Faeber v. ECT CORPORATION

Annotate this Case

192 S.E.2d 1 (1972)

16 N.C. App. 429

Alfred B. FAEBER v. E. C. T. CORPORATION.

No. 7212SC675.

Court of Appeals of North Carolina.

October 25, 1972.

*2 BRITT, Judge.

Defendant submits that the questions raised in its three assignments of error are included in its contention that "the court erred in its failure and refusal to instruct the jury as requested by the defendant in apt time to give instructions to the jury as specially prayed for as to the meaning of the terms `legal justification', `sufficient cause' and `wrongful discharge'."

It is the duty of the trial court to charge the law applicable to the substantive features of the case arising on the evidence, without special requests, and to apply the law to the various factual situations presented by the conflicting evidence. 7 Strong, N.C.Index 2d, Trial, ยง 33, pp. 324, 325. When a party aptly tenders a written request for a specific instruction which is correct in itself and supported by evidence, the failure of the court to give the instruction, at least in substance, is error. Bass v. Hocutt, 221 N.C. 218, 19 S.E.2d 871 (1942). However, the court is not required to charge the jury in the precise language of the instructions requested so long as the substance of the request is included in the charge. King v. Higgins, 272 N.C. 267, 158 S.E.2d 67 (1967).
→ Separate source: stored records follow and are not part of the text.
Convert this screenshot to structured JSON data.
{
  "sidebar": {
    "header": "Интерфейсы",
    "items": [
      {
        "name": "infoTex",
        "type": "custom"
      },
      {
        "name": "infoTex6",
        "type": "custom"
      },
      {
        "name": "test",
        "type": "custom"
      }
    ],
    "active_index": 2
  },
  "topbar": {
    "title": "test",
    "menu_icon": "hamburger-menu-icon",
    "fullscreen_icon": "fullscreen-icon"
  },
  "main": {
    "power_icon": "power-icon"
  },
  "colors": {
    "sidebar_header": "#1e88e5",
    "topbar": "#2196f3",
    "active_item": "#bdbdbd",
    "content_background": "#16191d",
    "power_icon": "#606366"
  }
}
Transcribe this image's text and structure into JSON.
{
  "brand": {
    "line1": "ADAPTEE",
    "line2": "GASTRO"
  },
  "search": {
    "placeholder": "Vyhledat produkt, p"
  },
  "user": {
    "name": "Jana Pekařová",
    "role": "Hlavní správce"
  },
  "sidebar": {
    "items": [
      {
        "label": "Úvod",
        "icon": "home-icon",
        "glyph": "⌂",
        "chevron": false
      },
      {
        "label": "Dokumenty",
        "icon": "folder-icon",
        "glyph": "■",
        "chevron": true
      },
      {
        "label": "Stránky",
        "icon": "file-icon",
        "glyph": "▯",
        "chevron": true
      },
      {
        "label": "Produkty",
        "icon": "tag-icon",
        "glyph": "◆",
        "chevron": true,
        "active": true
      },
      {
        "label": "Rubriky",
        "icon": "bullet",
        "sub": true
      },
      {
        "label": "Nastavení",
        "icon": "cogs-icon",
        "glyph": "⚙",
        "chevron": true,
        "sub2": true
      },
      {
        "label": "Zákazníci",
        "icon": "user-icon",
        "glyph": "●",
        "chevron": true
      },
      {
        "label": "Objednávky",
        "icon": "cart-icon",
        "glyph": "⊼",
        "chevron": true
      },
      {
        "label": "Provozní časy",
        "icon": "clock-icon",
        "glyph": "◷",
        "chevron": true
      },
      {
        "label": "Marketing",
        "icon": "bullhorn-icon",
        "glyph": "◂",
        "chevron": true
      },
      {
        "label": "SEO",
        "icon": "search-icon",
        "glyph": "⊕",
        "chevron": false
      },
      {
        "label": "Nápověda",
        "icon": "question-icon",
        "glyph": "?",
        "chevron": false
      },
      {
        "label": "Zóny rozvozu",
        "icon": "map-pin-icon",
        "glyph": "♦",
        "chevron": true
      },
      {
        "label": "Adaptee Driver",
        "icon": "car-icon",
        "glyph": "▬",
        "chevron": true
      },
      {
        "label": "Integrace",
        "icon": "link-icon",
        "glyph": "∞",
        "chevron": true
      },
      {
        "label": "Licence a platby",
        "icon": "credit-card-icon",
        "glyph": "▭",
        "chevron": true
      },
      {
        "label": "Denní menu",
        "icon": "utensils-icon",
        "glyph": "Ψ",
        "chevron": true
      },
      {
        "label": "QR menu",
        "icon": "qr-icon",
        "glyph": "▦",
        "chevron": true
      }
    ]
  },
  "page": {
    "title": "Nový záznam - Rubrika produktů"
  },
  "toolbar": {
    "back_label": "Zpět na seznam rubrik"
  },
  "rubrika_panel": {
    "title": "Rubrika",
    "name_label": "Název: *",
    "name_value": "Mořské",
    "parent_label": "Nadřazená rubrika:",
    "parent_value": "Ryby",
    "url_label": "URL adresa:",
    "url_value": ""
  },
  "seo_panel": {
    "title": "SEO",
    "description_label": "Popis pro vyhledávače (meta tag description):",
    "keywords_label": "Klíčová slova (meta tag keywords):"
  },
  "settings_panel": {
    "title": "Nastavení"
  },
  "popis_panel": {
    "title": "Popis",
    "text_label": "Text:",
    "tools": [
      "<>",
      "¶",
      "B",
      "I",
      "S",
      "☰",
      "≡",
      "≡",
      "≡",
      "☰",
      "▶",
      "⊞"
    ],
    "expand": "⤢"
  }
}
After a careful review of the charge in the instant case, we conclude that the court properly instructed the jury with respect to the law applicable to the substantive features of the case, and properly applied the law to the evidence. Defendant's prayer for special instructions was in two parts. First, defendant "spelled out" an instruction that it wanted given; the court gave that instruction almost verbatim. (R. p. 77.) Defendant then requested that the court instruct the jury on the terms "legal justification", "sufficient cause", and "wrongful discharge" and cited Hagan v. Jenkins, 234 N.C. 425, 427, 429, 67 S.E.2d 380. We conclude that while the court did not specifically define the terms requested by defendant, its instructions sufficiently covered the meaning of the terms. We perceive no prejudice to defendant, therefore, the assignments of error are overruled.

No error.

MALLARD, C. J., and BROCK, J., concur.